Jon Karl scoops the letter that Palin attorney John Tiemessen has sent to Random House warning of a possible suit over The Rogue. The basis for the complaint is the e-mail from Joe McGinniss to anti-Palin blogger Jesse Griffin, sent in January, in which the author beseeches the blogger to produce some sources lest six salacious stories go unproven.
There is no evidence that Mr. McGinniss somehow magically discovered ‘new sources’ between January of this year and the present date. Certainly the book does not report any. Since both your company, and the author, clearly knew the statements were false, admitted that they had no basis in fact or reality, but decided to publish in order to harm Governor Palin’s family, you and Mr. McGinniss have defamed the Palins.

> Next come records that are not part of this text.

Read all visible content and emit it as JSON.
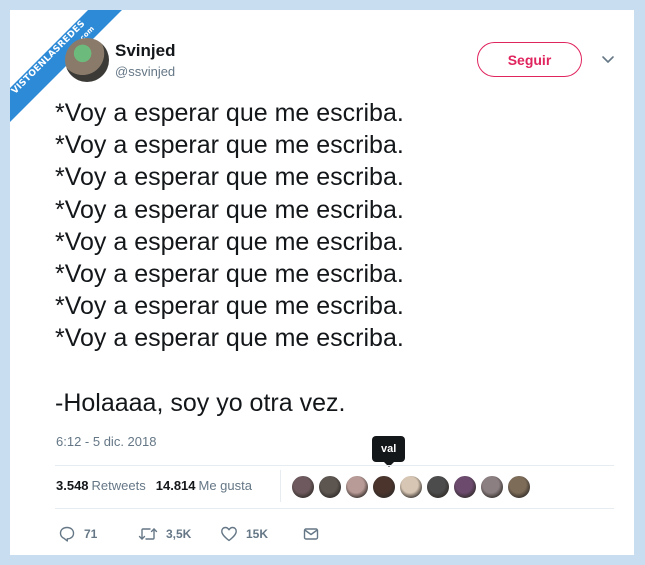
{
  "watermark": {
    "line1": "VISTOENLASREDES",
    "line2": ".com"
  },
  "user": {
    "name": "Svinjed",
    "handle": "@ssvinjed"
  },
  "follow_label": "Seguir",
  "tweet": {
    "text": "*Voy a esperar que me escriba.\n*Voy a esperar que me escriba.\n*Voy a esperar que me escriba.\n*Voy a esperar que me escriba.\n*Voy a esperar que me escriba.\n*Voy a esperar que me escriba.\n*Voy a esperar que me escriba.\n*Voy a esperar que me escriba.\n\n-Holaaaa, soy yo otra vez.",
    "timestamp": "6:12 - 5 dic. 2018"
  },
  "tooltip": "val",
  "stats": {
    "retweets_count": "3.548",
    "retweets_label": "Retweets",
    "likes_count": "14.814",
    "likes_label": "Me gusta"
  },
  "liker_avatars": [
    "#6e5a5e",
    "#5c5550",
    "#b89a96",
    "#4a342c",
    "#d7c6b3",
    "#4c4c4c",
    "#6b4a6e",
    "#8c7f82",
    "#7d6c58"
  ],
  "actions": {
    "replies": "71",
    "retweets": "3,5K",
    "likes": "15K"
  },
  "colors": {
    "background": "#c9ddf0",
    "accent": "#e0245e",
    "ribbon": "#2d8ad6",
    "muted": "#657786"
  }
}
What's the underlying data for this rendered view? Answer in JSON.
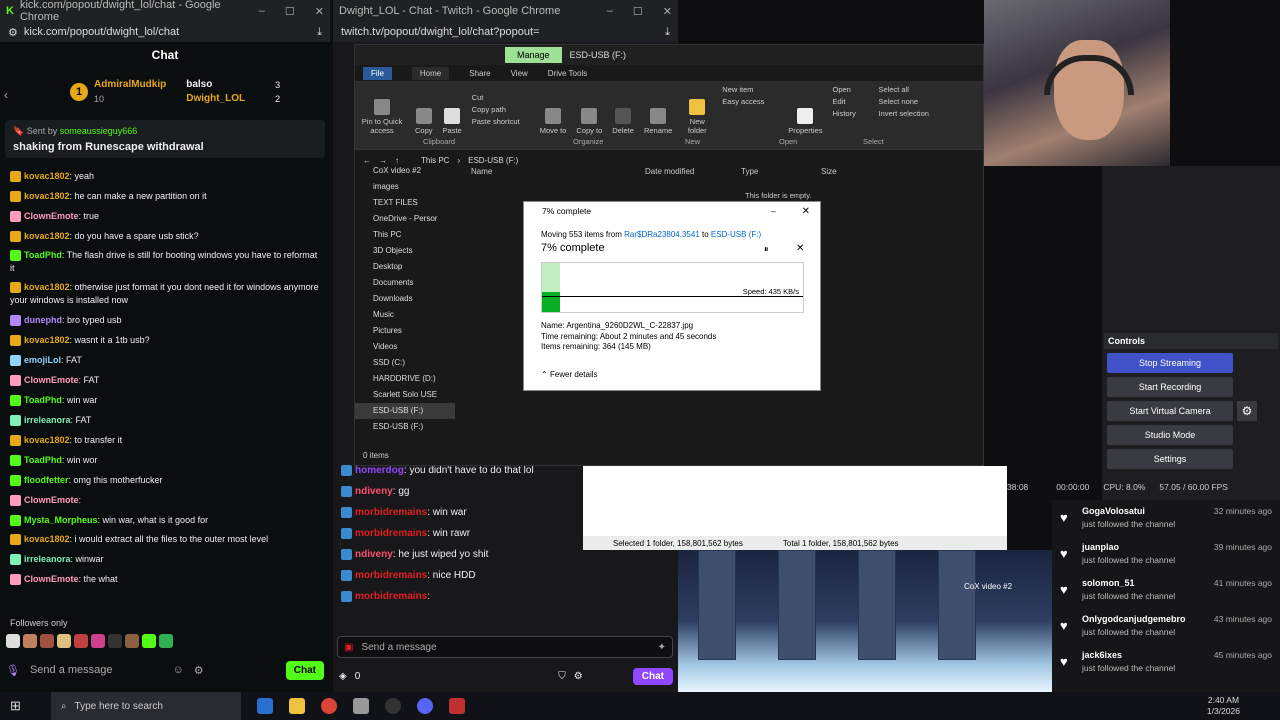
{
  "kick": {
    "title": "kick.com/popout/dwight_lol/chat - Google Chrome",
    "url": "kick.com/popout/dwight_lol/chat",
    "chat_label": "Chat",
    "top": [
      {
        "rank": "1",
        "name": "AdmiralMudkip",
        "count": "10",
        "name2": "balso",
        "count2": "3"
      },
      {
        "name": "Dwight_LOL",
        "count": "2"
      }
    ],
    "pinned": {
      "sent_by": "Sent by",
      "user": "someaussieguy666",
      "message": "shaking from Runescape withdrawal"
    },
    "messages": [
      {
        "user": "kovac1802",
        "color": "#e6a817",
        "text": ": yeah"
      },
      {
        "user": "kovac1802",
        "color": "#e6a817",
        "text": ": he can make a new partition on it"
      },
      {
        "user": "ClownEmote",
        "color": "#ff9bbd",
        "text": ": true"
      },
      {
        "user": "kovac1802",
        "color": "#e6a817",
        "text": ": do you have a spare usb stick?"
      },
      {
        "user": "ToadPhd",
        "color": "#53fc18",
        "text": ": The flash drive is still for booting windows you have to reformat it"
      },
      {
        "user": "kovac1802",
        "color": "#e6a817",
        "text": ": otherwise just format it you dont need it for windows anymore your windows is installed now"
      },
      {
        "user": "dunephd",
        "color": "#b388ff",
        "text": ": bro typed usb"
      },
      {
        "user": "kovac1802",
        "color": "#e6a817",
        "text": ": wasnt it a 1tb usb?"
      },
      {
        "user": "emojiLol",
        "color": "#8fd3ff",
        "text": ": FAT"
      },
      {
        "user": "ClownEmote",
        "color": "#ff9bbd",
        "text": ": FAT"
      },
      {
        "user": "ToadPhd",
        "color": "#53fc18",
        "text": ": win war"
      },
      {
        "user": "irreleanora",
        "color": "#7ef0b8",
        "text": ": FAT"
      },
      {
        "user": "kovac1802",
        "color": "#e6a817",
        "text": ": to transfer it"
      },
      {
        "user": "ToadPhd",
        "color": "#53fc18",
        "text": ": win wor"
      },
      {
        "user": "floodfetter",
        "color": "#53fc18",
        "text": ": omg this motherfucker"
      },
      {
        "user": "ClownEmote",
        "color": "#ff9bbd",
        "text": ":"
      },
      {
        "user": "Mysta_Morpheus",
        "color": "#53fc18",
        "text": ": win war, what is it good for"
      },
      {
        "user": "kovac1802",
        "color": "#e6a817",
        "text": ": i would extract all the files to the outer most level"
      },
      {
        "user": "irreleanora",
        "color": "#7ef0b8",
        "text": ": winwar"
      },
      {
        "user": "ClownEmote",
        "color": "#ff9bbd",
        "text": ": the what"
      }
    ],
    "followers_only": "Followers only",
    "input_placeholder": "Send a message",
    "chat_button": "Chat"
  },
  "twitch": {
    "title": "Dwight_LOL - Chat - Twitch - Google Chrome",
    "url": "twitch.tv/popout/dwight_lol/chat?popout=",
    "messages": [
      {
        "user": "homerdog",
        "color": "#9147ff",
        "text": ": you didn't have to do that lol"
      },
      {
        "user": "ndiveny",
        "color": "#ff4f6b",
        "text": ": gg"
      },
      {
        "user": "morbidremains",
        "color": "#e02020",
        "text": ": win war"
      },
      {
        "user": "morbidremains",
        "color": "#e02020",
        "text": ": win rawr"
      },
      {
        "user": "ndiveny",
        "color": "#ff4f6b",
        "text": ": he just wiped yo shit"
      },
      {
        "user": "morbidremains",
        "color": "#e02020",
        "text": ": nice HDD"
      },
      {
        "user": "morbidremains",
        "color": "#e02020",
        "text": ":"
      }
    ],
    "input_placeholder": "Send a message",
    "points": "0",
    "chat_button": "Chat"
  },
  "explorer": {
    "manage": "Manage",
    "drive": "ESD-USB (F:)",
    "tabs": [
      "File",
      "Home",
      "Share",
      "View",
      "Drive Tools"
    ],
    "ribbon": {
      "pin": "Pin to Quick access",
      "copy": "Copy",
      "paste": "Paste",
      "cut": "Cut",
      "copy_path": "Copy path",
      "paste_shortcut": "Paste shortcut",
      "move_to": "Move to",
      "copy_to": "Copy to",
      "delete": "Delete",
      "rename": "Rename",
      "new_folder": "New folder",
      "new_item": "New item",
      "easy_access": "Easy access",
      "properties": "Properties",
      "open": "Open",
      "edit": "Edit",
      "history": "History",
      "select_all": "Select all",
      "select_none": "Select none",
      "invert": "Invert selection",
      "groups": [
        "Clipboard",
        "Organize",
        "New",
        "Open",
        "Select"
      ]
    },
    "path": [
      "This PC",
      "ESD-USB (F:)"
    ],
    "columns": [
      "Name",
      "Date modified",
      "Type",
      "Size"
    ],
    "empty": "This folder is empty.",
    "sidebar": [
      "CoX video #2",
      "images",
      "TEXT FILES",
      "OneDrive - Persor",
      "This PC",
      "3D Objects",
      "Desktop",
      "Documents",
      "Downloads",
      "Music",
      "Pictures",
      "Videos",
      "SSD (C:)",
      "HARDDRIVE (D:)",
      "Scarlett Solo USE",
      "ESD-USB (F:)",
      "ESD-USB (F:)"
    ],
    "status": "0 items"
  },
  "copy_dialog": {
    "title": "7% complete",
    "moving": "Moving 553 items from",
    "source": "Rar$DRa23804.3541",
    "to": "to",
    "dest": "ESD-USB (F:)",
    "heading": "7% complete",
    "progress": 0.07,
    "speed": "Speed: 435 KB/s",
    "name_label": "Name:",
    "name": "Argentina_9260D2WL_C-22837.jpg",
    "time_label": "Time remaining:",
    "time": "About 2 minutes and 45 seconds",
    "items_label": "Items remaining:",
    "items": "364 (145 MB)",
    "fewer": "Fewer details"
  },
  "explorer2": {
    "selected": "Selected 1 folder, 158,801,562 bytes",
    "total": "Total 1 folder, 158,801,562 bytes"
  },
  "desktop_icon": "CoX video #2",
  "obs": {
    "controls": "Controls",
    "buttons": [
      "Stop Streaming",
      "Start Recording",
      "Start Virtual Camera",
      "Studio Mode",
      "Settings"
    ],
    "rec_time": "38:08",
    "time2": "00:00:00",
    "cpu": "CPU: 8.0%",
    "fps": "57.05 / 60.00 FPS"
  },
  "followers": [
    {
      "name": "GogaVolosatui",
      "action": "just followed the channel",
      "time": "32 minutes ago"
    },
    {
      "name": "juanplao",
      "action": "just followed the channel",
      "time": "39 minutes ago"
    },
    {
      "name": "solomon_51",
      "action": "just followed the channel",
      "time": "41 minutes ago"
    },
    {
      "name": "Onlygodcanjudgemebro",
      "action": "just followed the channel",
      "time": "43 minutes ago"
    },
    {
      "name": "jack6ixes",
      "action": "just followed the channel",
      "time": "45 minutes ago"
    }
  ],
  "taskbar": {
    "search": "Type here to search",
    "time": "2:40 AM",
    "date": "1/3/2026"
  }
}
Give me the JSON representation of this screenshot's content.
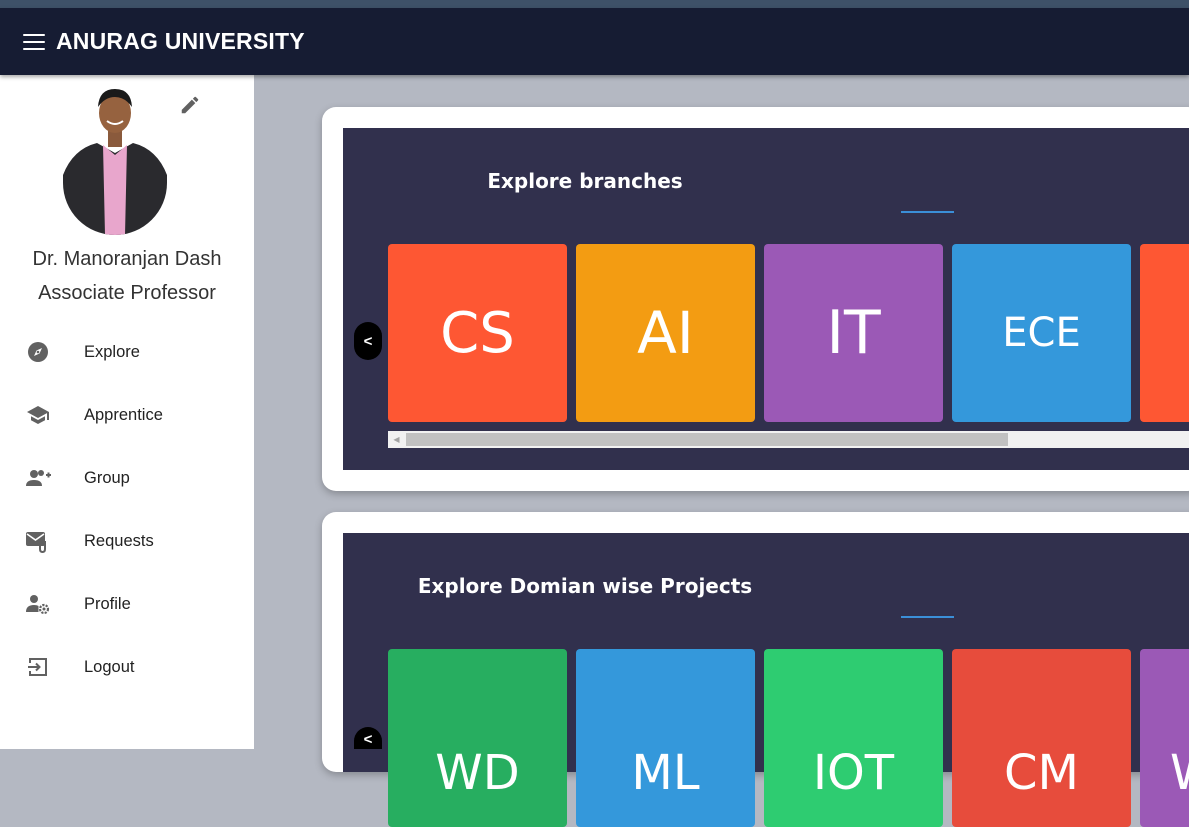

McGinniss will not comment on this situation, but when I asked him last week about the e-mail, he said: “I continued my reporting into June of this year, almost six months after I asked Griffin for his help in getting anonymous sources to go on the record,” and provided an example of exactly that. This example was of a story that did not make it in the book. The stories subject to debate here are rumors about the Palins that remain in the book as rumors. The stories of Trig Palin’s birth and what Bristol Palin did or didn’t do after her son was born appear as rumors, things that McGinniss heard but can’t confirm, as opposed to the facts McGinniss gets through sources. The Glen Rice story, the newsiest item in the book, is confirmed cold. The stories of Palin affairs are put in the mouth, first, of a named source who’s showing McGinniss around town – he elides the question of whether he believes them.